This long stretch of road has many pedestrian crosswalks but only infrequent stop signs or stop lights, and cars often move at speeds far in excess of the 25 MPH posted speed limit. They rarely stop for pedestrians at crosswalks, which are often poorly visible due to fading. Also, the current signage only tells motorists to "yield" and not stop for pedestrians.

Pedestrians crossing Stockton at a crosswalk. Notice the faded paint. (Photo:

Therefore, what usually happens is that a pedestrian enters the crosswalk and waits as car after car zooms past, until there are no cars approaching from either way, until finally crossing the street safely. It's not unusual for a pedestrian to start to cross, only to have a speeding car swerve around them in order to avoid stopping.

Stockton Drive pedestrians desperately need help. So what can be done to help the situation?

First, change the current signs that say "Yield to Pedestrians" to reflect the new law in effect since July 2010 that motorists must stop for pedestrians in a crosswalk. In addition, why not put a blinking solar-powered light on top to call attention to it?

This sign in Champaign, Illinois clearly tells motorists to STOP for pedestrians in the crosswalk. (Photo:

Next, at the minimum, repaint all the crosswalks so they are clearly delineated in white. Or, take it a step further and use colored pain to differentiate the marking visually and make the crosswalk more of an extension of the sidewalk.

Example of a painted crosswalk, in an unspecified location. (Photo:

Or maybe go all-out and put in a few raised crosswalks like the one below. They're not speed bumps, but they're visual speed bumps. Encountering even one of these will put a motorist on alert mentally that pedestrians are likely to be present, and they are to be given their due respect.

Example of a raised crosswalk, in an unspecified location. (Photo:

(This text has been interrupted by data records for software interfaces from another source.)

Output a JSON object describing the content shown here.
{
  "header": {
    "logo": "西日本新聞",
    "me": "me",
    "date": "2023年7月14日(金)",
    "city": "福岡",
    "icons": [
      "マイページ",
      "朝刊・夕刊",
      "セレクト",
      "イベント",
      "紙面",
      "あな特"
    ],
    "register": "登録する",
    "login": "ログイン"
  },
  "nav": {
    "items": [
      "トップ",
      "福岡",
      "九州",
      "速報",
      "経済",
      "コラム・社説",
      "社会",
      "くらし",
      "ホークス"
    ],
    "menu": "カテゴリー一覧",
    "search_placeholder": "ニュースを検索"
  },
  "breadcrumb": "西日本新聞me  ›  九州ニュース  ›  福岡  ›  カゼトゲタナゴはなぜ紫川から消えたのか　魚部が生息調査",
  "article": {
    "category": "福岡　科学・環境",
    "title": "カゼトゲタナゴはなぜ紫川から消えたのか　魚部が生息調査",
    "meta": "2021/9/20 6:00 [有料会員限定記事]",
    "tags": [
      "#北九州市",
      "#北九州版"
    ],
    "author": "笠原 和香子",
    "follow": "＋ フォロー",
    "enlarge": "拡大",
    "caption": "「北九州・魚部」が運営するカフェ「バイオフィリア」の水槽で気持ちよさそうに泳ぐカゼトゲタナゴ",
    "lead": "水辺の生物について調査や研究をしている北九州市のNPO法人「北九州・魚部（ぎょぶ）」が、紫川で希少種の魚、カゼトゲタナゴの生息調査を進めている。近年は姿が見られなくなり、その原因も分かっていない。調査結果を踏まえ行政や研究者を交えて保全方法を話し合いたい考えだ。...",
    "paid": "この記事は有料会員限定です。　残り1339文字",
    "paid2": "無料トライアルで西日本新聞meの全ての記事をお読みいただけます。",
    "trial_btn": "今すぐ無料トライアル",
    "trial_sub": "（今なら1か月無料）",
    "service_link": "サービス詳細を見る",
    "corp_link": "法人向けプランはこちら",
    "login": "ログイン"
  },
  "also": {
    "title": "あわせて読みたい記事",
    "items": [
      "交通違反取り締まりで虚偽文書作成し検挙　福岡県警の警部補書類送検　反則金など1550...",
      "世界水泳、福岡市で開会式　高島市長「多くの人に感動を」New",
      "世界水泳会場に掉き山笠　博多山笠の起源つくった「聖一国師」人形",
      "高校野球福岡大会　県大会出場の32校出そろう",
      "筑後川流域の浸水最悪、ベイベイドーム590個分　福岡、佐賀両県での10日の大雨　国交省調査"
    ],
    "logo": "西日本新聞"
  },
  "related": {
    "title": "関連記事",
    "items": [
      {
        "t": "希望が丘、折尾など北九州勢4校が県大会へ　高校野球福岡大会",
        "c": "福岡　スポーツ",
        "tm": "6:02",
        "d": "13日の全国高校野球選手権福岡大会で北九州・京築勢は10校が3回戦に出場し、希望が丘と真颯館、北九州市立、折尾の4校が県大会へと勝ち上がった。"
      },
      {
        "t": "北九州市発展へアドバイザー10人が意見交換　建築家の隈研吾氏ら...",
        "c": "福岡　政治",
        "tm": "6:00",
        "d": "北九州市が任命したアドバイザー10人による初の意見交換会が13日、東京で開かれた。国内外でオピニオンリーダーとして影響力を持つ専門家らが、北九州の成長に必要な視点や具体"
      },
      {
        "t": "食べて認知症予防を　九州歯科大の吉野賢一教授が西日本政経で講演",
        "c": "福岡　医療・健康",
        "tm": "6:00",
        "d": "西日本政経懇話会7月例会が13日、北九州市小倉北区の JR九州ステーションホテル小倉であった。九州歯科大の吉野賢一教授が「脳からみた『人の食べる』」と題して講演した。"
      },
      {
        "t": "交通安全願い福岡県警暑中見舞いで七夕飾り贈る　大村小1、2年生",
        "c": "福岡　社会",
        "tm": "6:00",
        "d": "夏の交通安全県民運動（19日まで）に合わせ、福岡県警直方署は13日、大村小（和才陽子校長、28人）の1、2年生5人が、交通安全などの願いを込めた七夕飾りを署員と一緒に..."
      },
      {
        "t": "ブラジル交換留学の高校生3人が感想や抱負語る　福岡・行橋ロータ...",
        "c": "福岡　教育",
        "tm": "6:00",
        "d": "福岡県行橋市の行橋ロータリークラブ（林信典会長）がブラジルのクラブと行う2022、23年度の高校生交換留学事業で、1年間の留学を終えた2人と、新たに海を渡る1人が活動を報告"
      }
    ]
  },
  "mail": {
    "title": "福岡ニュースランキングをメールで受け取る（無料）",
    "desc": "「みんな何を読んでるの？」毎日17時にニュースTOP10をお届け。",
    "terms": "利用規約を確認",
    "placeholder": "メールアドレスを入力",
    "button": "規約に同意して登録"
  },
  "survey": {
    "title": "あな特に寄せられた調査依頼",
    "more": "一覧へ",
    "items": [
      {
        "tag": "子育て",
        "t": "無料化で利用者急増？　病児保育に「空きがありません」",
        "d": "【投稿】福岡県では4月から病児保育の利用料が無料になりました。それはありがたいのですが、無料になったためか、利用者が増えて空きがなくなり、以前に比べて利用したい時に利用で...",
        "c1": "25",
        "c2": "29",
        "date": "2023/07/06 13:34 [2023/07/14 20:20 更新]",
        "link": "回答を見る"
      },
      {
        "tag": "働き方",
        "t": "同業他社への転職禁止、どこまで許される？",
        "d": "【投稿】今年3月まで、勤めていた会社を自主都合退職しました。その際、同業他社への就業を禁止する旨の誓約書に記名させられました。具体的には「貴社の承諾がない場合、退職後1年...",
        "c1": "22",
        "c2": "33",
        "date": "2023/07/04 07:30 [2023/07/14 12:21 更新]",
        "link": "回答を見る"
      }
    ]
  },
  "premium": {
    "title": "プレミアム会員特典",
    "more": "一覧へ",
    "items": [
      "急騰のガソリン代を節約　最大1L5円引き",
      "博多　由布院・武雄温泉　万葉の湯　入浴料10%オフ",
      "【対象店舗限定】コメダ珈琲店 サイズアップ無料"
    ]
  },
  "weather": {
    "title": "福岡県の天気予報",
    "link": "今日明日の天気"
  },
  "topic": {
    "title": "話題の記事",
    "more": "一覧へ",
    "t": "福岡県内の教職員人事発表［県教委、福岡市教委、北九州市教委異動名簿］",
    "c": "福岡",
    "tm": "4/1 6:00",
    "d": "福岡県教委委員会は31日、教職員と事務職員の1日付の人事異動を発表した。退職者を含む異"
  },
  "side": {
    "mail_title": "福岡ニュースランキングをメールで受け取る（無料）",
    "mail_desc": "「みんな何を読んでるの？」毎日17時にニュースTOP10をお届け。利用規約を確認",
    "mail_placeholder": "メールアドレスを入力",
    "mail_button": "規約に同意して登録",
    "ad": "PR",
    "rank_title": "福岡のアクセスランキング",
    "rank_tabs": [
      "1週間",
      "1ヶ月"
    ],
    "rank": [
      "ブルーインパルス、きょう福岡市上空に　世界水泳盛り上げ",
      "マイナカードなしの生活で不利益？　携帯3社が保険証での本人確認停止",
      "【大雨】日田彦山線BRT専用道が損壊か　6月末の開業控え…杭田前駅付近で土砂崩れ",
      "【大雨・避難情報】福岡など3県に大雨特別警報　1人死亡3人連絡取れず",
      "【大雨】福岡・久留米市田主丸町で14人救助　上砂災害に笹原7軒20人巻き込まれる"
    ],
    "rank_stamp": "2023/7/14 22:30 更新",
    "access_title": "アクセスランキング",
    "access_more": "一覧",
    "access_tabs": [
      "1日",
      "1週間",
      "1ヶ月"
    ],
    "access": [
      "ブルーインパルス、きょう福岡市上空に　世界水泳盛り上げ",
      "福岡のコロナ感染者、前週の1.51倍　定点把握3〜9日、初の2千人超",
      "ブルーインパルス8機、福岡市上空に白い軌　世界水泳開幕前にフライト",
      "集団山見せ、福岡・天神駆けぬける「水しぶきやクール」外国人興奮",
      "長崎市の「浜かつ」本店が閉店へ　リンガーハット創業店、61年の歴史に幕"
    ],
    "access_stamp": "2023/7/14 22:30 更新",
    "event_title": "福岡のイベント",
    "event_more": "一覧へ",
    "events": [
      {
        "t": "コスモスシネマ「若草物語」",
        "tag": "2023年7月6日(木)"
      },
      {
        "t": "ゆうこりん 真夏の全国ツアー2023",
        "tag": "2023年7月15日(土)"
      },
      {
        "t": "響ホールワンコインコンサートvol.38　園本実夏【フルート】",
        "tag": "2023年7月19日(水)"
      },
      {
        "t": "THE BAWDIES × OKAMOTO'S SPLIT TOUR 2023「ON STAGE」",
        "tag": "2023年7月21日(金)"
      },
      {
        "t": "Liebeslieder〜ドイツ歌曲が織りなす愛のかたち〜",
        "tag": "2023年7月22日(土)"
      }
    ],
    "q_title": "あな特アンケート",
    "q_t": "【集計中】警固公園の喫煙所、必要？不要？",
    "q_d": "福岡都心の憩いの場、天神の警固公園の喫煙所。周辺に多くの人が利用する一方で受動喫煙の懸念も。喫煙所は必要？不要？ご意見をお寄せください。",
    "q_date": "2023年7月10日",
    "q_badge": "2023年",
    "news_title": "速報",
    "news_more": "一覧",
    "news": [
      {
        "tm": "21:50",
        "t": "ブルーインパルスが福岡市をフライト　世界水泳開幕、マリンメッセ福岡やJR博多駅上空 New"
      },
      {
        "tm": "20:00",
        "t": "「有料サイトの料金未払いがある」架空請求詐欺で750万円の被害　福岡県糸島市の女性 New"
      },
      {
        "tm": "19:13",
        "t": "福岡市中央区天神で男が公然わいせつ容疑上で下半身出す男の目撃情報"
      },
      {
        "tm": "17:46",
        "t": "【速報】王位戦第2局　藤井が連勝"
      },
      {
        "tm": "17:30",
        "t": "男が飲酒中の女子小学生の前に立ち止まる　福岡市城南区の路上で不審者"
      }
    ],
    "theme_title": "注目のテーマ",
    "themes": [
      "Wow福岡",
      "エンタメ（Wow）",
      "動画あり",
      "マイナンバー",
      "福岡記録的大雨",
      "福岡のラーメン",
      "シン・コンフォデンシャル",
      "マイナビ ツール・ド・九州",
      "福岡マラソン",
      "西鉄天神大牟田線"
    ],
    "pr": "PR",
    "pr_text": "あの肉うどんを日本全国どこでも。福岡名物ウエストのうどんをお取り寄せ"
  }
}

At times, Stockton is unnecessarily wide, and that creates a "highway" feel that makes drivers think it's OK to drive faster. Reduce those wide sections as often as possible. One stretch of Stockton at 1800 north by the Farm in the Zoo has no parking on one side allowed because the space is supposedly reserved for "charter buses", but there are never any buses there. The emptiness makes passing drivers hit the gas, and endangers pedestrians. Why not direct all buses to use the massive Lincoln Park Zoo parking lot, which has an area expressly reserved for them? Then, parking for the public can be added here (yes, added!), which would effectively narrow the street, make motorists slow down, and pedestrians would benefit.

Stockton Drive is unnecessarily wide at times. (Photo:

Finally, we could use better enforcement by police of the new law requiring cars to STOP for pedestrians in a crosswalk. Maybe if all the measures above are undertaken, motorists will respond favorably due to the visual clues they are given, and ticketing won't be necessary. 

Do you have any additional suggestions on how to make Stockton Drive or similar streets safer for pedestrians?